- [Activity]: What is needed is a copy of each line in the listing that contains "name".

+--

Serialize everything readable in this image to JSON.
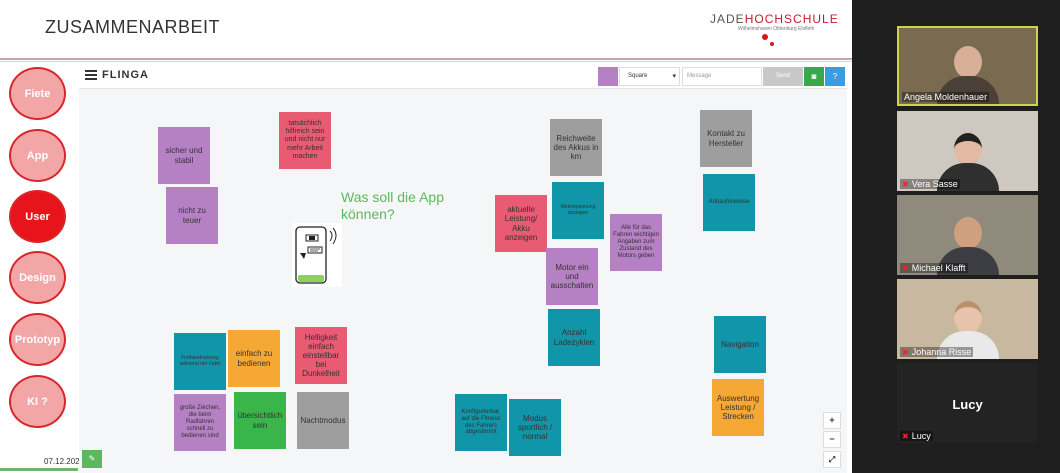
{
  "slide": {
    "title": "ZUSAMMENARBEIT",
    "logo": {
      "part1": "JADE",
      "part2": "HOCHSCHULE",
      "sub": "Wilhelmshaven Oldenburg Elsfleth"
    },
    "nav": [
      "Fiete",
      "App",
      "User",
      "Design",
      "Prototyp",
      "KI ?"
    ],
    "active_nav": "User",
    "date": "07.12.202"
  },
  "board": {
    "brand": "FLINGA",
    "shape": "Square",
    "message_placeholder": "Message",
    "send_label": "Send",
    "question": "Was soll die App können?",
    "notes": [
      {
        "text": "sicher und stabil",
        "color": "purple"
      },
      {
        "text": "nicht zu teuer",
        "color": "purple"
      },
      {
        "text": "tatsächlich hilfreich sein und nicht nur mehr Arbeit machen",
        "color": "red"
      },
      {
        "text": "Reichweite des Akkus in km",
        "color": "gray"
      },
      {
        "text": "Kontakt zu Hersteller",
        "color": "gray"
      },
      {
        "text": "Motorspannung anzeigen",
        "color": "teal"
      },
      {
        "text": "Anbauhinweise",
        "color": "teal"
      },
      {
        "text": "aktuelle Leistung/ Akku anzeigen",
        "color": "red"
      },
      {
        "text": "Alle für das Fahren wichtigen Angaben zum Zustand des Motors geben",
        "color": "purple"
      },
      {
        "text": "Motor ein und ausschalten",
        "color": "purple"
      },
      {
        "text": "Anzahl Ladezyklen",
        "color": "teal"
      },
      {
        "text": "Navigation",
        "color": "teal"
      },
      {
        "text": "Freihandnutzung während der Fahrt",
        "color": "teal"
      },
      {
        "text": "einfach zu bedienen",
        "color": "orange"
      },
      {
        "text": "Helligkeit einfach einstellbar bei Dunkelheit",
        "color": "red"
      },
      {
        "text": "große Zeichen, die beim Radfahren schnell zu bedienen sind",
        "color": "purple"
      },
      {
        "text": "übersichtlich sein",
        "color": "green"
      },
      {
        "text": "Nachtmodus",
        "color": "gray"
      },
      {
        "text": "Konfigurierbar, auf die Fitness des Fahrers abgestimmt",
        "color": "teal"
      },
      {
        "text": "Modus sportlich / normal",
        "color": "teal"
      },
      {
        "text": "Auswertung Leistung / Strecken",
        "color": "orange"
      }
    ]
  },
  "participants": [
    {
      "name": "Angela Moldenhauer",
      "muted": false
    },
    {
      "name": "Vera Sasse",
      "muted": true
    },
    {
      "name": "Michael Klafft",
      "muted": true
    },
    {
      "name": "Johanna Risse",
      "muted": true
    },
    {
      "name": "Lucy",
      "muted": true,
      "avatar_text": "Lucy"
    }
  ],
  "colors": {
    "purple": "#b680c4",
    "red": "#e85b73",
    "gray": "#9e9e9e",
    "teal": "#1096a8",
    "orange": "#f5a834",
    "green": "#39b54a",
    "active_speaker": "#c9d64a"
  }
}
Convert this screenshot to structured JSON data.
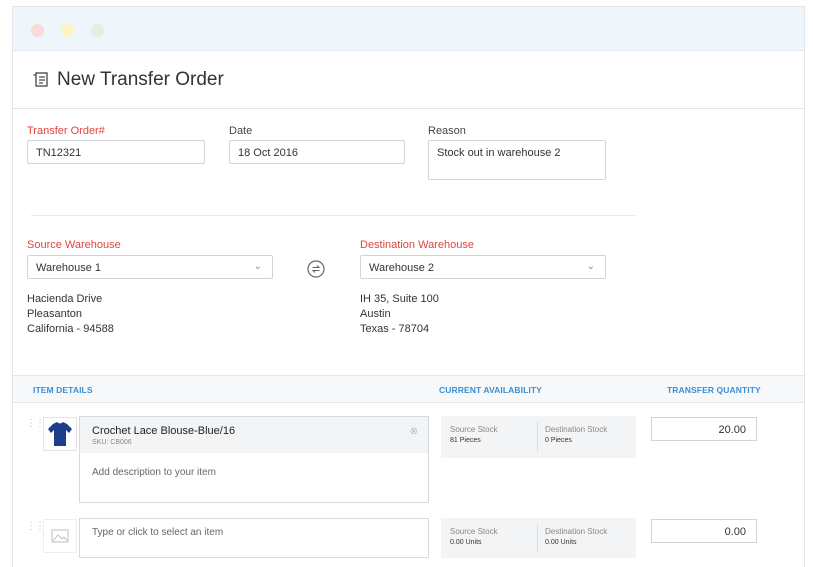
{
  "header": {
    "title": "New Transfer Order",
    "icon": "document-list-icon"
  },
  "form": {
    "transfer_order": {
      "label": "Transfer Order#",
      "value": "TN12321"
    },
    "date": {
      "label": "Date",
      "value": "18 Oct 2016"
    },
    "reason": {
      "label": "Reason",
      "value": "Stock out in warehouse 2"
    },
    "source_warehouse": {
      "label": "Source Warehouse",
      "value": "Warehouse 1",
      "address": [
        "Hacienda Drive",
        "Pleasanton",
        "California - 94588"
      ]
    },
    "destination_warehouse": {
      "label": "Destination Warehouse",
      "value": "Warehouse 2",
      "address": [
        "IH 35, Suite 100",
        "Austin",
        "Texas - 78704"
      ]
    }
  },
  "table": {
    "headers": {
      "item_details": "ITEM DETAILS",
      "current_availability": "CURRENT AVAILABILITY",
      "transfer_quantity": "TRANSFER QUANTITY"
    },
    "rows": [
      {
        "name": "Crochet Lace Blouse-Blue/16",
        "sku": "SKU: CB006",
        "description_placeholder": "Add description to your item",
        "source_stock_label": "Source Stock",
        "source_stock_value": "81 Pieces",
        "destination_stock_label": "Destination Stock",
        "destination_stock_value": "0 Pieces",
        "quantity": "20.00"
      },
      {
        "placeholder": "Type or click to select an item",
        "source_stock_label": "Source Stock",
        "source_stock_value": "0.00 Units",
        "destination_stock_label": "Destination Stock",
        "destination_stock_value": "0.00 Units",
        "quantity": "0.00"
      }
    ]
  },
  "colors": {
    "required_label": "#e0443e",
    "table_header_text": "#3b8fd6",
    "titlebar": "#eef5fb"
  }
}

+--

- [Task answer]:
      "name": "Angela Moldenhauer",
      "name": "Vera Sasse",
      "name": "Michael Klafft",
      "name": "Johanna Risse",
      "name": "Lucy",
        "name": "Crochet Lace Blouse-Blue/16",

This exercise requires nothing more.